EXERCISE DATA below:

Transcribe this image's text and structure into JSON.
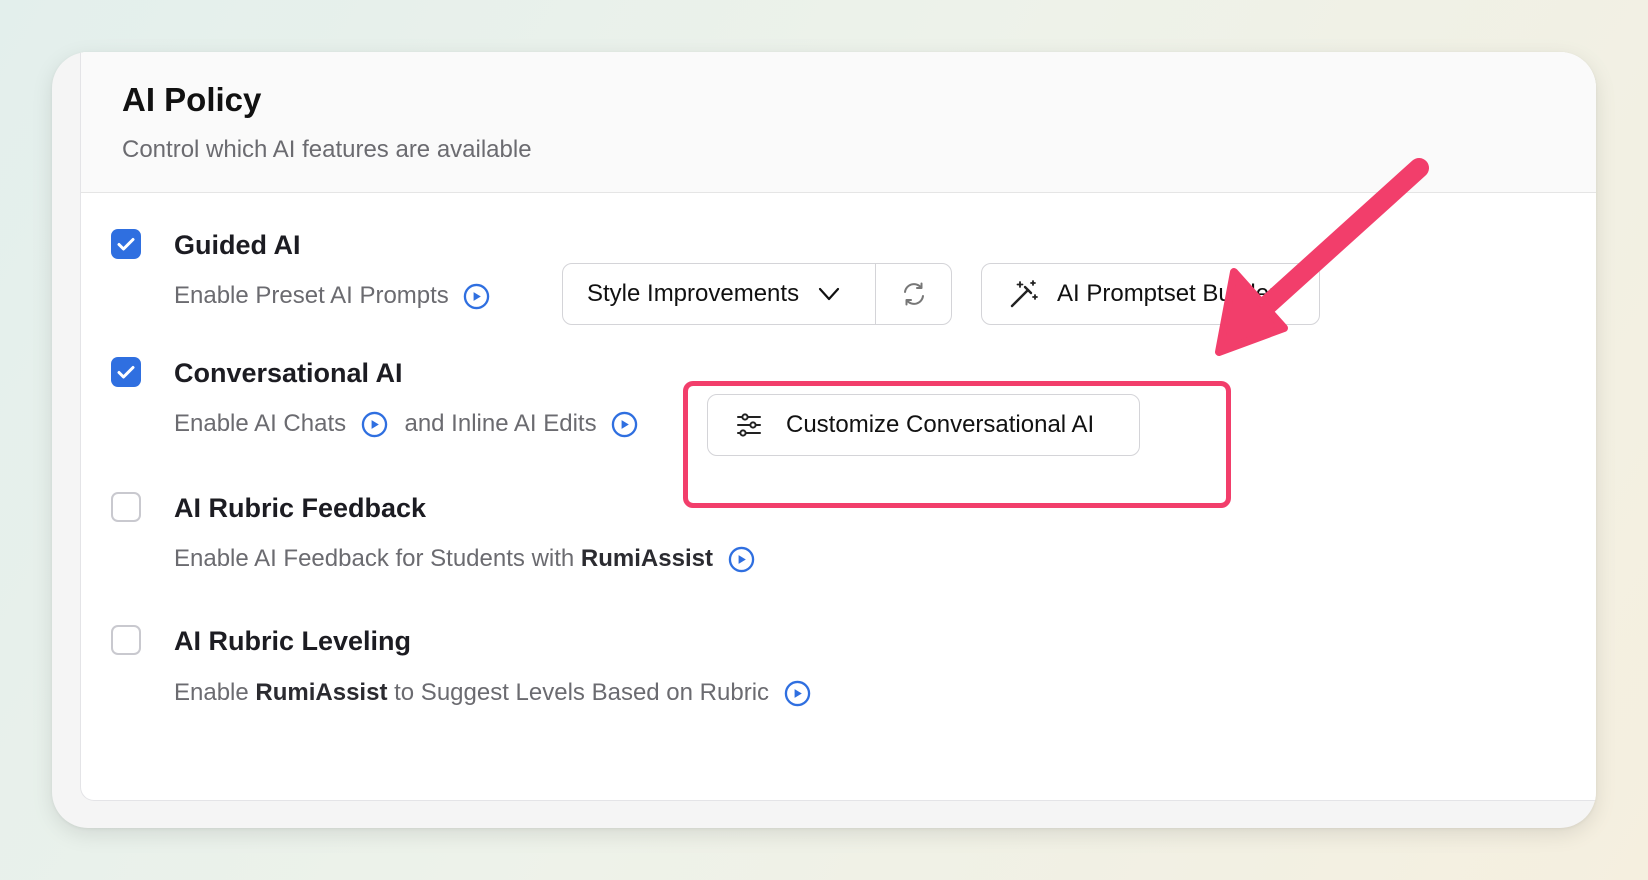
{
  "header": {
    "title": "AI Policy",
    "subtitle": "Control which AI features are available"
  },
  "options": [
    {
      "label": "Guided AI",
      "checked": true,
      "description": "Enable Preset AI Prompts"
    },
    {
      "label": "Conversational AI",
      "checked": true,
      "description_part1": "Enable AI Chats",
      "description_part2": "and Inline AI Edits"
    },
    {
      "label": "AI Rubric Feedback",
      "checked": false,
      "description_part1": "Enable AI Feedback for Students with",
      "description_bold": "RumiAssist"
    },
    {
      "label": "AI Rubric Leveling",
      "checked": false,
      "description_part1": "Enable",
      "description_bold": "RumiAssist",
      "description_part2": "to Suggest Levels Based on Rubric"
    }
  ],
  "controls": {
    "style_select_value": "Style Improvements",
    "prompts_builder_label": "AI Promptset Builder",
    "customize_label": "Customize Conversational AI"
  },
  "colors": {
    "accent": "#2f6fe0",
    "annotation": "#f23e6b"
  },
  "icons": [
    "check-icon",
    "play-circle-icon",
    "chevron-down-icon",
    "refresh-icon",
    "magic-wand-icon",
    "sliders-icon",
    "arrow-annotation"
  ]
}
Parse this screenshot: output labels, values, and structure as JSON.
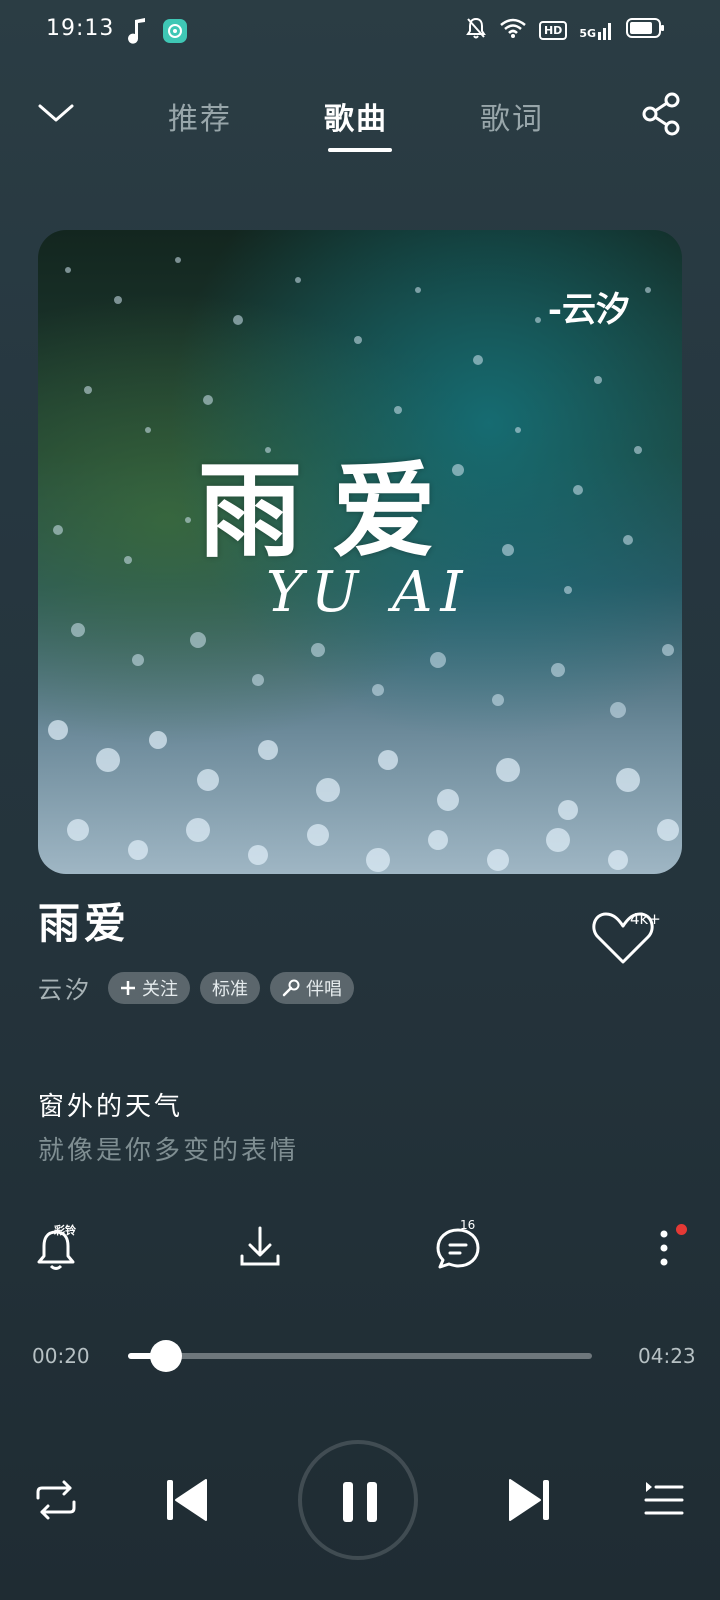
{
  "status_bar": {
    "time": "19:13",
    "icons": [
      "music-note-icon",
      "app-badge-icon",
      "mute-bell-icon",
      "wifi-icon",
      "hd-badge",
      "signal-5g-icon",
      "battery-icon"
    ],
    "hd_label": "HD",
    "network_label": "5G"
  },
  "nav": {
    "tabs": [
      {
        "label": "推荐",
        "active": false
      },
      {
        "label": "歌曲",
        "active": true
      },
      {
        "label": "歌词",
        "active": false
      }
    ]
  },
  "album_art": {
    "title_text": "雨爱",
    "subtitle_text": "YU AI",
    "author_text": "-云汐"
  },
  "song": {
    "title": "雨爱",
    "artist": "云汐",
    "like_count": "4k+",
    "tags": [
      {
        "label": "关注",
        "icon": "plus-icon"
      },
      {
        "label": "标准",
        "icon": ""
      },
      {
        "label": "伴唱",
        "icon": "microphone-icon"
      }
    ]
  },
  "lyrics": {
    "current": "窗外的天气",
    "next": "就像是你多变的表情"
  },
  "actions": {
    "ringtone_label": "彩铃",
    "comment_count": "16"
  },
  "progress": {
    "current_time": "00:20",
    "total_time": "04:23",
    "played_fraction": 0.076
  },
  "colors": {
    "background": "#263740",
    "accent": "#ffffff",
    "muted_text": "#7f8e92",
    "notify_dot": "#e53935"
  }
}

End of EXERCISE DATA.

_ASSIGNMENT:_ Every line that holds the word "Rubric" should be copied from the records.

_RESPONSE FOR THIS EXERCISE:_
      "label": "AI Rubric Feedback",
      "label": "AI Rubric Leveling",
      "description_part2": "to Suggest Levels Based on Rubric"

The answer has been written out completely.